On 6 and 7 July, trade unionists from Spain, Poland, Germany, Italy and the UK came together in Newcastle and Durham (England) for an international workshop on community resilience and Just Transition in coalfield communities, organised ahead of the Durham Miners’ Gala on 8 July. Co-organised with the Durham Miners’ Association, University College London, the Trades Union Congress’ northern region and industriAll Europe’s affiliate, Unite The Union, the programme focused on the transition efforts of trade unions in Europe’s coalfield regions and how they are being pursued in a context of the energy and cost-of-living crises. 

The workshop was organised back-to-back with the Durham Miners’ Gala, or “the Big Meeting” - how it is referred to by local trade unions and coal communities which have been upholding the tradition since 1871. Held every second Saturday in July, the “Big Meeting” is the largest trade union rally in the UK, and perhaps in the world. 

The experience of County Durham - historically one of the UK’s major coalfields - its current challenges and how it upholds the strong traditions of former mining communities provided much food for thought for the representatives of the trade unions that are concerned and dedicated to managing the phase-out of coal in their coalfield regions.

In the UK, the brutal closure of pits following the 1984-85 miners’ strike thrust many communities into deindustrialisation, unemployment and poverty. Since then, it has been largely the commendable work of local actors who have been struggling to rebuild a social infrastructure that these communities have recovered from this shock and are now trying to create attractive living conditions for all those living there. 

Today, the region has attracted investment in the automotive, call-centre and logistics industries. Concerns were expressed about the threat to jobs from the rapid roll-out of robotisation and AI. There is much potential in the region due to its proximity to the North Sea, where offshore windfarms and CCUS projects offer, not only a new energy infrastructure but also potential job-to-job transition for todays’ oil and gas workers. The legacy of Brexit and the lack of industrial policy and strategic foresight of the British Government threaten a successful energy transition that could provide many high-quality jobs in the region. 

Last week’s workshop offered a deep dive into how the transition of coal communities is being managed in the different national contexts and how trade unions are currently dealing with the imminent dangers of political backlash and growing populist and far-right parties. Participants described their efforts to negotiate agreements to manage the job-to-job transitions, plan the re-cultivation of coalfield areas and offer support to former coal miners.
While all of the participants find themselves at different stages of the transition process, the exchange of experiences and building of partnerships is strong.  An example of how to address the growing threat of right-wing extremism was presented by industriAll Europe’s affiliate FIOM CGIL, who has developed an internationally endorsed Antifascist Trade Union Manifesto as a response to the violent attacks on its trade union headquarters in Rome in October 2021. 

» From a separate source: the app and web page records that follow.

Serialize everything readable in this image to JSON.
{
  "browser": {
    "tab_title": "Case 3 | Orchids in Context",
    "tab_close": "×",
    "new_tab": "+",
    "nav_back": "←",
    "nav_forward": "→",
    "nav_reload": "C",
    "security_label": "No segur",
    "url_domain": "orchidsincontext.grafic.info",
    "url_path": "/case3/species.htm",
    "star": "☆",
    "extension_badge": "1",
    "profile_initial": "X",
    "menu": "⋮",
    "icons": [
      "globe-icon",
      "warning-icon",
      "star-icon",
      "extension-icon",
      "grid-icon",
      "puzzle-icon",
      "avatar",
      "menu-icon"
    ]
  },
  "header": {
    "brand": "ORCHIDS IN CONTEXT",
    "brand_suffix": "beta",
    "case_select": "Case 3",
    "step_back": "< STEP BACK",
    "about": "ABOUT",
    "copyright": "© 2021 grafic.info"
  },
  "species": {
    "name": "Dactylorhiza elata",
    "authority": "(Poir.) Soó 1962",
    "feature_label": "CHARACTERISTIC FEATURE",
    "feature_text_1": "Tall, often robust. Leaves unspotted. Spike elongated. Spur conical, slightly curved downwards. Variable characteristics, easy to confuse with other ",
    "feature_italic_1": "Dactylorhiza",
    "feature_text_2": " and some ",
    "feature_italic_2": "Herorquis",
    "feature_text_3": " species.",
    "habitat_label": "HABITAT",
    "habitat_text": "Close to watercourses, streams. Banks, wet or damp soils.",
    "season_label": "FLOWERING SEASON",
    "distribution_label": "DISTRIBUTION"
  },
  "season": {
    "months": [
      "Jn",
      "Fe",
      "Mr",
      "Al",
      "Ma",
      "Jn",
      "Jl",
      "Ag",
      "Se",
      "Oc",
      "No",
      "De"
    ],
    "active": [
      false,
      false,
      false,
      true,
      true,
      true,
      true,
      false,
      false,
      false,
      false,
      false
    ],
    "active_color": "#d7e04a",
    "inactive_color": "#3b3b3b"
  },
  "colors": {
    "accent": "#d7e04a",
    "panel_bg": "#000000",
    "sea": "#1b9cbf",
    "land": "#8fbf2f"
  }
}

The challenges are manifold, but changes must be anticipated and planned with the participation and proactiveness of strong trade unions in Europe’s coal regions. Trade unions have a choice between denying change and potentially being wiped out by the transition, or organising the future with all forces to create a liveable and attractive future for young generations. 

“The opportunity to join the celebrations of the 137th Durham Miners’ Gala was a unique and emotional experience for our delegation. Watching the banners of the UK’s coal communities being carried with pride down the roads of Durham, accompanied by the proud tunes of brass bands, and witnessing the Durham Miners’ Gala Service at Durham Cathedral gave us a new push for energy and dedication to work together in solidarity for a just future for these important communities”, said Judith Kirton-Darling, Deputy General Secretary of industriAll Europe (and former Labour MEP for the Northeast of England).

Gan Canny! ( meaning : go carefully, Geordie Dialect )